All parts of fennel are considered safe to eat both raw and cooked. The stalks are often too fibrous to use though so you might want to avoid those. It’s advised that pregnant women and young children avoid consuming fennel as some compounds in fennel may be toxicity for infants.
- Helps to regulate blood pressure
- Reduces water retention
- Helps with stomach irritations
- May reduce symptoms of asthma
- Contains Vitamin A which is great for eyesight
- Highly nutritious
- May help to suppress appetite
- May help keep your heart healthy
- May be antibacterial
- May help age-related memory loss
- May help relieve menopausal symptoms
Magickal Properties of Fennel
Plant fennel around your home to provide all-around protection. Place fennel seeds near windows to keep away unwanted visitors and malevolent energies. Burn fennel seeds to clear negativity from your home. Use the smoke from the seeds to purify any tools you want to use for your magickal practice. You could also use dried flowers or stalks for smoke cleansing.
If you feel like you’ve had a run of bad luck, roll a candle in olive oil and then cover it with ground (or whole, they just don’t stick as well) fennel seeds. Light the candle and let it burn to nothing then bury the remaining wax away from your home to break the streak of bad luck. If you’re interested in candle magick, read more about it in my candle magick 101.
Make a sachet filled with fennel seeds, a cinnamon quill and some rose petals to invigorate your love life. Keep this under your bed for nights filled with passion.
Chew fennel seeds before a presentation to give you courage and to help you to express yourself clearly and concisely. Fennel seeds have the added bonus of freshening your breath. Chewing the seeds will also give your memory a boost and help you to maintain your focus during the presentation.
- Psychic ability
Magickal Associations of Fennel
Deities – Prometheus, Apollo and Dionysus
Magickal Correspondences of Fennel
Zodiac – Virgo
Planet – Mercury
Element – Fire and air
Gender – Masculine

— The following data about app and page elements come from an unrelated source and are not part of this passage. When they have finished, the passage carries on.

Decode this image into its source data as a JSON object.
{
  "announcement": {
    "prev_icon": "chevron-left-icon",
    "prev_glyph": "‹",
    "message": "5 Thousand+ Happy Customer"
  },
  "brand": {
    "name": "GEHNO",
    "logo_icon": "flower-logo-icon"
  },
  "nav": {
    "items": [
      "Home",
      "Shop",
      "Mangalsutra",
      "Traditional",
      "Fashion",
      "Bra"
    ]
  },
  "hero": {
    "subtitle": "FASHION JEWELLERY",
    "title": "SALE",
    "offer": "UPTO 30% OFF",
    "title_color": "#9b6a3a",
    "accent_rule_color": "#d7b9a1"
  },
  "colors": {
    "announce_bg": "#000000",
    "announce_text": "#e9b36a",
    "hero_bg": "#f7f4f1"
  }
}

So, my lovelies, I hope that this guide has given you all the information that you were searching for about the magickal properties of fennel! May your nights be filled with love, your days filled with success and your energies clear from negativity.
Until next time,